> _INSTRUCTIONS FOR THE TASK_: Every line in the material below that includes "Research" should be copied.

:::

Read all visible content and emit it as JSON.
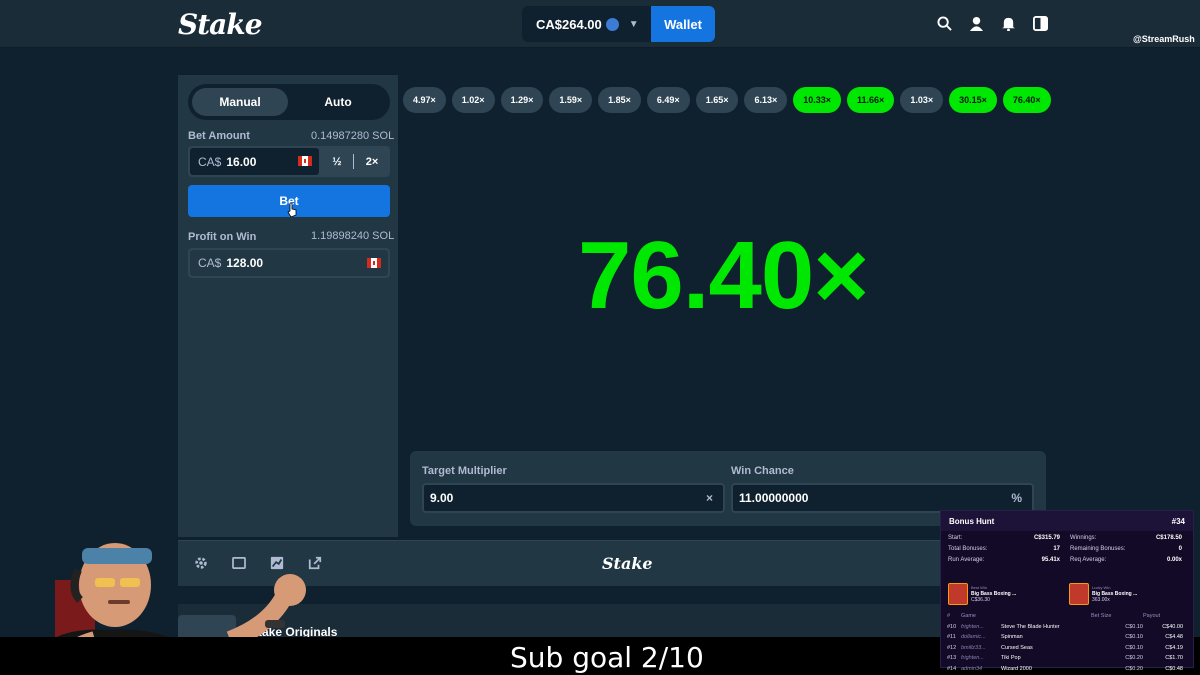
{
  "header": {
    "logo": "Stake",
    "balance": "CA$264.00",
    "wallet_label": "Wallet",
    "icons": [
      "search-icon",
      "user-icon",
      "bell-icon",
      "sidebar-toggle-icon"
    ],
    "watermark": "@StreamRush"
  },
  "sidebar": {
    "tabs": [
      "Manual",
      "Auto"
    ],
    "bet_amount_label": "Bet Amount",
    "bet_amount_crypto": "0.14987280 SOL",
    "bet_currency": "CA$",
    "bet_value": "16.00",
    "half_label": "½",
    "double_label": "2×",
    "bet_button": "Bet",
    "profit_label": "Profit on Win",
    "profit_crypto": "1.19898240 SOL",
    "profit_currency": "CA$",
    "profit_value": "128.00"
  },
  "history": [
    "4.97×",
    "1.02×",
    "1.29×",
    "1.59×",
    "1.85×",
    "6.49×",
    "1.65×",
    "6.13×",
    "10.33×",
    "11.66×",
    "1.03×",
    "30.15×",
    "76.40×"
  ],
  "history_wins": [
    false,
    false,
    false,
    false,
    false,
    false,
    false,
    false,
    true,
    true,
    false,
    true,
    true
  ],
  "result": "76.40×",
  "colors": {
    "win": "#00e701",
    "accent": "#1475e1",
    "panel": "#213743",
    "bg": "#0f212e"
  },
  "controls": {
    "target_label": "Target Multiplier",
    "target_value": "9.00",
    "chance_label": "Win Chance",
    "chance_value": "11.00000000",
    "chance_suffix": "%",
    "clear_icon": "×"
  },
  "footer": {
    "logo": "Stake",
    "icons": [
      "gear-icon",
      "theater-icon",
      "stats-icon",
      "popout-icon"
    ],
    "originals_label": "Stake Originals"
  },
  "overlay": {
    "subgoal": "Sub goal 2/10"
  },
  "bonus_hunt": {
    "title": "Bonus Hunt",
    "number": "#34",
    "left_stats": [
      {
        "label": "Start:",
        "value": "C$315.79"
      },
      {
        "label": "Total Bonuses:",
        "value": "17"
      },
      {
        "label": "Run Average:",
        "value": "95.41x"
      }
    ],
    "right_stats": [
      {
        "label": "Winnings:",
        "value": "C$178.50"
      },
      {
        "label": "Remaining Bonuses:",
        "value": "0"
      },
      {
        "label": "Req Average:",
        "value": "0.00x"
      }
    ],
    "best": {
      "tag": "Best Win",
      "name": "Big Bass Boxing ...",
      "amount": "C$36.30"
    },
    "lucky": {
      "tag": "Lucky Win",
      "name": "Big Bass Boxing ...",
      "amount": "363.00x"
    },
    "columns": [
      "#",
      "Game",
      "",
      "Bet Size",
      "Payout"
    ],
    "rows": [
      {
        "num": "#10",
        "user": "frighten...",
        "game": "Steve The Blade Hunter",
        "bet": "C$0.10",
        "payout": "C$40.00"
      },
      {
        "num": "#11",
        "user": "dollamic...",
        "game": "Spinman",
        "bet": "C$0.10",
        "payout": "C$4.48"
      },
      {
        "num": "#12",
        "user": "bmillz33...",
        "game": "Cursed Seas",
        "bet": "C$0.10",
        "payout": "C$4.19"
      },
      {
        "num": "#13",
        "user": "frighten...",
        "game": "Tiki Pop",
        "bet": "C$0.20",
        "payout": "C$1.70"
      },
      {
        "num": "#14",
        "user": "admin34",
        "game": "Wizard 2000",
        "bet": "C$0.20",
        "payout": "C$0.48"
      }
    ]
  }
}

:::

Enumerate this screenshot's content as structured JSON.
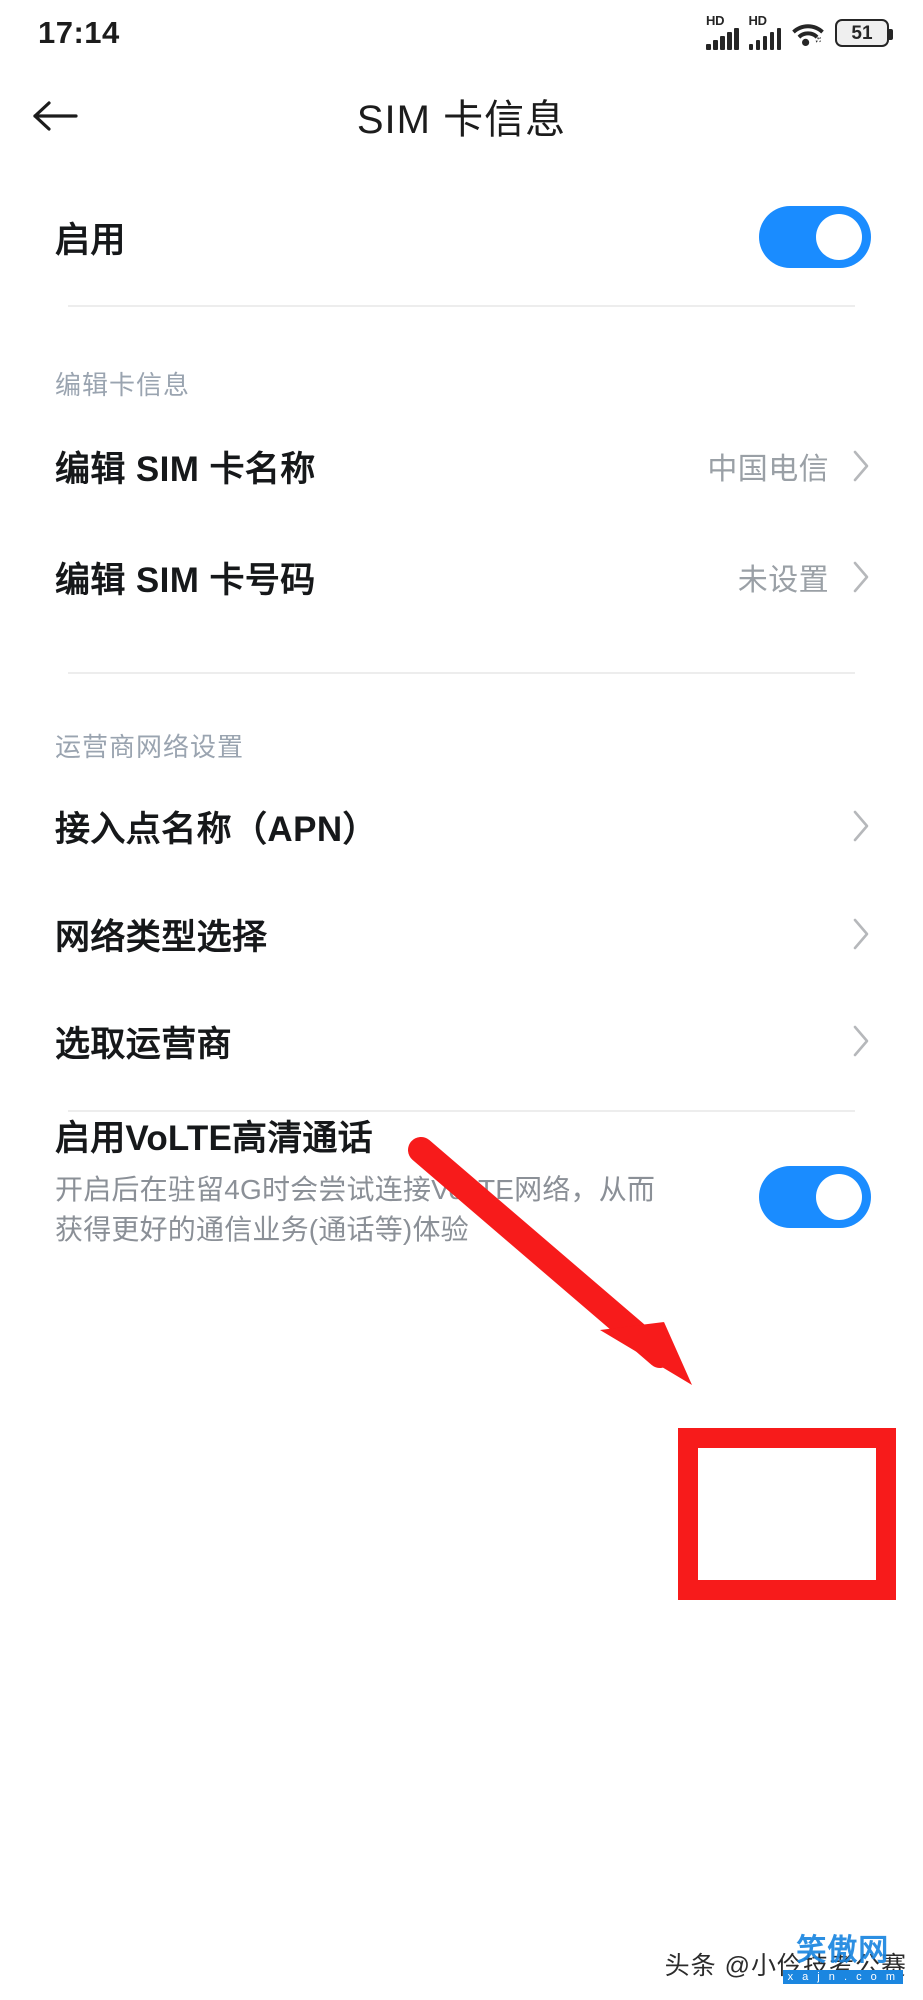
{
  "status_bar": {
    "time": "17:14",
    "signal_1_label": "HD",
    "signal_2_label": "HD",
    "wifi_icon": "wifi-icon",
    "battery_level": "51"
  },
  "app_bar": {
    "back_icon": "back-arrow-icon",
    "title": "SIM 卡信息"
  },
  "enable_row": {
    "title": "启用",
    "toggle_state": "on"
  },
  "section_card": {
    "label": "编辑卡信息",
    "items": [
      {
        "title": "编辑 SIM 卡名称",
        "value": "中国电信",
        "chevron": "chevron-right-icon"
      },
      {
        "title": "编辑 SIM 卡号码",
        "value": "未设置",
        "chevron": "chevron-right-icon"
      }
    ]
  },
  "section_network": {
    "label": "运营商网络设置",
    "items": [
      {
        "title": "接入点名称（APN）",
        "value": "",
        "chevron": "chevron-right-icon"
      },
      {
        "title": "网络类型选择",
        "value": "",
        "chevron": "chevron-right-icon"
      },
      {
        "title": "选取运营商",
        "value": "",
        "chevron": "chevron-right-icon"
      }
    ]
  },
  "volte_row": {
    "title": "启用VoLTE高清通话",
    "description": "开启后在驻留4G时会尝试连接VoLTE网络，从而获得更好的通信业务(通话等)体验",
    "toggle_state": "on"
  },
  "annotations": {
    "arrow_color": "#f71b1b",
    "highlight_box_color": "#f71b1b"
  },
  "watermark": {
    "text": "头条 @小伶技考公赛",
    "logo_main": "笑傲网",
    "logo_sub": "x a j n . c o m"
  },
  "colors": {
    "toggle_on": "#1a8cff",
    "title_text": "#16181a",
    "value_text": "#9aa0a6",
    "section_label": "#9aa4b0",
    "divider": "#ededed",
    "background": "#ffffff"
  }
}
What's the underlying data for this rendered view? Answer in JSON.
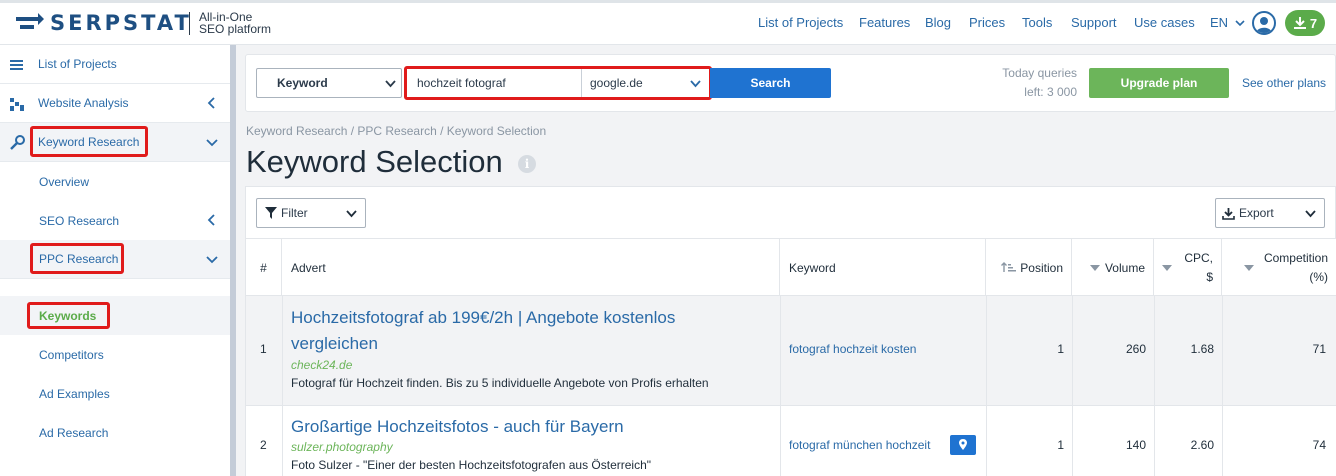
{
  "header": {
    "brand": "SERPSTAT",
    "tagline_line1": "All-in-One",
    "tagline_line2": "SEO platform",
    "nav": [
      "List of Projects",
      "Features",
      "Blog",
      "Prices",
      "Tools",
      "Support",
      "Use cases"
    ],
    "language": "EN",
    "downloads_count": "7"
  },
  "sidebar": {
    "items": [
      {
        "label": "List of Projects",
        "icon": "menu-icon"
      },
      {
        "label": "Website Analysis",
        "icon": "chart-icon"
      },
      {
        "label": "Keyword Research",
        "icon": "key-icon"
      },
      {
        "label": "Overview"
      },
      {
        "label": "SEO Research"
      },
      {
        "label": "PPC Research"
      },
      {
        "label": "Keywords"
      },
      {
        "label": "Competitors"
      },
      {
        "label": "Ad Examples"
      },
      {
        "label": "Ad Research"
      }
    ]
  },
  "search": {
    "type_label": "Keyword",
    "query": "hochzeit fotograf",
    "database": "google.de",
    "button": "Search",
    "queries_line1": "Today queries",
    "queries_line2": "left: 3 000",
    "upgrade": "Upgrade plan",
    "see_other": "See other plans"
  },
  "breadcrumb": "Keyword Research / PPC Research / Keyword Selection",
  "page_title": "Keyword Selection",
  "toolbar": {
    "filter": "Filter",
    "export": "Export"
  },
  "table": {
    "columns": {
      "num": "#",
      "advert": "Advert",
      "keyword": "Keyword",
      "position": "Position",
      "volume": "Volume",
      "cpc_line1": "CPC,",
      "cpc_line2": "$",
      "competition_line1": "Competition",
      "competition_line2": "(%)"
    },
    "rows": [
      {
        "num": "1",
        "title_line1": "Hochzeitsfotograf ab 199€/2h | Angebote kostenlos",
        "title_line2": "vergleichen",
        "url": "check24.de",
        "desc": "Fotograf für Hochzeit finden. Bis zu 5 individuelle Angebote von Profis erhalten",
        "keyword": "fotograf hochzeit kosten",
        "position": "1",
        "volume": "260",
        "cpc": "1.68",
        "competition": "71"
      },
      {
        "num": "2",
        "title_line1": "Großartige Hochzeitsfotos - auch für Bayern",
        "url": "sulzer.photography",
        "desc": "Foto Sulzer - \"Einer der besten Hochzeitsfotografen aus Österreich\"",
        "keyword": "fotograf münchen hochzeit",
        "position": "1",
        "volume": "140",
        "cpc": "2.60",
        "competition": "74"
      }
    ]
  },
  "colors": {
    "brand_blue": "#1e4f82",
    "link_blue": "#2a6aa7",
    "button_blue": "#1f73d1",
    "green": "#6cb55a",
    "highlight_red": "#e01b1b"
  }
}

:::

> _ANSWER SPACE_:
        "label": "Keyword Research",
        "label": "SEO Research"
        "label": "PPC Research"
        "label": "Ad Research"
  "breadcrumb": "Keyword Research / PPC Research / Keyword Selection",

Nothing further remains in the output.